The main modes of public transport in The Philippines consist of clapped out but very colourful trucks called Jeepneys and equally ‘pimped up’ motorised tricycles. The Jeepneys are modelled on old American military vehicles and are generally very old and decrepit. On the outside however each Jeepney is adorned with bright coloured paint, pictures and logos (although I’m not sure that brands such as PlayBoy and Ferrari will have agreed the logo usage!), many have spoilers and each is christened with its own name. We had fun looking at the names, such as Tracy the Jeepney, Roger the Jeepney and Alex the Tricycle!
As well as being extremely colourful, public transport in The Philippines is also extremely cosy. In Jeepneys, the etiquette is to squash as many people as will fit onto the bench style seating, fill the middle with bags, boxes and chickens, then squeeze a few extra people on to ensure that someone is basically sitting on your lap, then add four more people hanging off the back and another 20 on the roof and you’re ready to go! The Tricycles (essentially a motorbike welded to a one wheeled sidecar with a roof) were equally as cosy and we managed to squeeze 3 people, plus the driver, three big rucksacks and 3 small bags into these on numerous occasions!
Whilst we stayed in Oslob we went swimming with whale sharks. Whale sharks are the largest known fish species and can grow to up to 12m. They are filter feeders, so are not dangerous to humans. This activity had really great reviews, however we were sad to discover that the whale sharks we were swimming with weren’t fully within their natural environment. We also visited the serene Tumalog Falls waterfall which had shimmering cascades of water and colourful rainbows.
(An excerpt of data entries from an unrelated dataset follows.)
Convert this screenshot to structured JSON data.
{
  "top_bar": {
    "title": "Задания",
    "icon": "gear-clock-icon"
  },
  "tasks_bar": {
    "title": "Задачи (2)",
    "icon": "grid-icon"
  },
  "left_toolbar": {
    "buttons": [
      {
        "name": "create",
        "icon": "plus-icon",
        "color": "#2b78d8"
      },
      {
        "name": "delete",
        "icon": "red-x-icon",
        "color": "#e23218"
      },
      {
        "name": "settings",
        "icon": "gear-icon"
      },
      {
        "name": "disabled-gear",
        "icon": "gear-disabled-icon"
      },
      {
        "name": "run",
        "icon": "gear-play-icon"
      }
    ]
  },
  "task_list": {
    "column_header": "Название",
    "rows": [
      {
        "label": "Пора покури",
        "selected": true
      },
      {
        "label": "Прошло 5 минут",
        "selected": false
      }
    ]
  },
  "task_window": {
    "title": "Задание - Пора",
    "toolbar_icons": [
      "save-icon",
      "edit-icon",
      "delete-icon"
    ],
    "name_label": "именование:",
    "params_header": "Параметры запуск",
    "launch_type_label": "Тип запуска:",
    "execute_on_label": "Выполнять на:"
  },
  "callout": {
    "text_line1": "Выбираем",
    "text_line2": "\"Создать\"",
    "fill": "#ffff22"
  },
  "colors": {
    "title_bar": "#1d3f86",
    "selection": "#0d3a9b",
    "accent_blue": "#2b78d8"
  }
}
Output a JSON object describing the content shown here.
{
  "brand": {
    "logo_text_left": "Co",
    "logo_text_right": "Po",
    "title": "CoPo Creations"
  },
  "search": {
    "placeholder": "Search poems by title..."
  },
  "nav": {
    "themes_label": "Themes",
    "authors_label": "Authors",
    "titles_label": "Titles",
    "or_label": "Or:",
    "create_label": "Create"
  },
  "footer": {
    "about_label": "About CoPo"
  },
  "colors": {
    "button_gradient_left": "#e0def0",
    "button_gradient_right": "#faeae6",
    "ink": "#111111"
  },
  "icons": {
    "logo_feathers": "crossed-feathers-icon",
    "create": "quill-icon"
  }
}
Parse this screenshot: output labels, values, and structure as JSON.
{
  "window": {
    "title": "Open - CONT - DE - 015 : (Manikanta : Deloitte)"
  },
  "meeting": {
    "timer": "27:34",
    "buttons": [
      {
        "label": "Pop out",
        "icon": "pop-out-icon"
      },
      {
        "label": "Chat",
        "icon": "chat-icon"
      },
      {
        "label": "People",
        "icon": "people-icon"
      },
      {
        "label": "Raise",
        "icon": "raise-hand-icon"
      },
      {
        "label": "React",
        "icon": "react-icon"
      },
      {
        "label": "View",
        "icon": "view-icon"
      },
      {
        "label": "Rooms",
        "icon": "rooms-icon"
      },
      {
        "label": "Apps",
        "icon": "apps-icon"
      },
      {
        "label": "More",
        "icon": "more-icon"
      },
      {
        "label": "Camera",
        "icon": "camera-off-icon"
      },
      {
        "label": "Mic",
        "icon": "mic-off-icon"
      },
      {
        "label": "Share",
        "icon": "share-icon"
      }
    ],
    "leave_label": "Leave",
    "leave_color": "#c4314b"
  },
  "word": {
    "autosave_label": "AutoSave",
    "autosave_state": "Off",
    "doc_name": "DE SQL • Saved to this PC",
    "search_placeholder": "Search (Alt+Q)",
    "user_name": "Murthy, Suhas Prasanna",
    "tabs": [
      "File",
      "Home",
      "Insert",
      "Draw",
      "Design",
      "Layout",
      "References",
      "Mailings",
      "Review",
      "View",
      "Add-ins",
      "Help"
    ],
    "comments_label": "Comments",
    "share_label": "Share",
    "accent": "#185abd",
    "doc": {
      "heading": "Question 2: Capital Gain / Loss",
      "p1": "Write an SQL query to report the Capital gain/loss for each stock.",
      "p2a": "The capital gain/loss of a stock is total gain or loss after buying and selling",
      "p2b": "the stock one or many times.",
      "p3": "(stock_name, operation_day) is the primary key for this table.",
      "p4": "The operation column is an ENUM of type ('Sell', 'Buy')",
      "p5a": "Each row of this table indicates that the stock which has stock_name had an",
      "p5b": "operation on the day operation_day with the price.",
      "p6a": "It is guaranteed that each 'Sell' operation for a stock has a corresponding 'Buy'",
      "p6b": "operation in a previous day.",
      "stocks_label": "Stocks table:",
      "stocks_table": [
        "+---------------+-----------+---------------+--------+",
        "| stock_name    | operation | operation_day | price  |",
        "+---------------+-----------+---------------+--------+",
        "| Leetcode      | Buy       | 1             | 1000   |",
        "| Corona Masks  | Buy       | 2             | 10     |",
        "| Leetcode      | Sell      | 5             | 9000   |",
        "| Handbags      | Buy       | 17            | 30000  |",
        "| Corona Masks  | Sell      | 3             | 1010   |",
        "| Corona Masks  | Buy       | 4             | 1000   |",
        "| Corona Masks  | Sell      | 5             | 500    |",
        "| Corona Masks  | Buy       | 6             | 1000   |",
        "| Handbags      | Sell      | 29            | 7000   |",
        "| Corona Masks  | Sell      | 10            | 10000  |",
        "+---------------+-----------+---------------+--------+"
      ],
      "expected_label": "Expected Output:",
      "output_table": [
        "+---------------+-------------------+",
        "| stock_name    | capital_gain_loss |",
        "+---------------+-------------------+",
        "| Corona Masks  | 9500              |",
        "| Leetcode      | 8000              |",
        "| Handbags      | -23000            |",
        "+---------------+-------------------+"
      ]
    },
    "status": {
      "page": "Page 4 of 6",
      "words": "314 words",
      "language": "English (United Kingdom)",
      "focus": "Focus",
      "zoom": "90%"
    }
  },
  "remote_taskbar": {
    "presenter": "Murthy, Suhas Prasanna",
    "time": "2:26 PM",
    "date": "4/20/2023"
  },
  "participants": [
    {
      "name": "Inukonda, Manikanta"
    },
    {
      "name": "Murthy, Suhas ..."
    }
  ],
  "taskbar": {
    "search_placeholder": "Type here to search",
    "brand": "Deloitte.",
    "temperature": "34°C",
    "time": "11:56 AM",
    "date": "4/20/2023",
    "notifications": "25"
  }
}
From Cebu Island we took a ferry to Bohol Island. Bohol was the most beautiful island we stayed on in The Philippines and was covered in lush green rice paddies, surrounded by majestic coconut palms. The island is home to the world’s smallest primate, the Tarsier. We visited the Tarsier Sanctuary and saw 6 Tarsiers, which are smaller than your hand and incredibly cute! Bohol is also home to the unique landscape of The Chocolate Hills. Formed thousands of years ago by coral deposits when the island was under the sea and named after the chocolate brown colour they turn in the dry season, The Chocolate Hills consist of over 1700 individual conical and dome shaped mounds spread over 50km.
On the 23rd December we were very lucky to be invited to the local Loboc Barangay (community) Christmas party. The event was a street party held on an area of concrete by the river with a basketball hoop. The evening started with a dance competition with the locals doing a traditional dance, involving lots of hand waving and to a song they seemed to love. The DJ must have played this song more than 10 times that evening and every time it seemed to be a guaranteed floor filler! The locals shared their food with us and we drank lots of coconut wine. They got us to do some of their traditional dancing which they found hilarious. Alex also did ‘the worm’ and the locals seemed impressed. As the evening progressed the dancing turned to more modern dancing and we partied with the locals until 2am! This was one of our favourite experiences on our trip so far, as it was great to have a genuine experience of a culture and to have fun with the locals.
We awoke with slightly sore heads on Christmas Eve and took a Jeepney, an extremely packed bus and a tricycle to Anda. As a treat for Christmas we had booked to stay at a dive resort, which was much nicer than our usual level of accommodation. When we arrived the staff apologised for the delay getting our welcome drink, as they had to get someone to climb a tree to get us two fresh coconuts to drink! The Philippines have their celebratory Christmas meal on Christmas Eve rather than Christmas Day and that evening the resort served Lechon, a whole roasted pig as well as a wide range of accompaniments. After dinner we watched an entrancing fire dance display by the pool.
On Christmas Day we had to improvise a little bit with the tree and presents, which were beautifully wrapped in carrier bags! We had a very relaxed day and did the less traditional Christmas Day activity of snorkelling and ate the less traditional Christmas Day meal of pizza! The snorkelling was great and we saw moray eels, sea snakes, bright blue starfish, puffer fish, clown fish and a myriad of other sea creatures.
We stayed at the resort until the 27th and then had a long day of travelling (consisting of a tricycle, a mini van, another tricycle, a ferry, a taxi and then a flight) to our next destination, Manila…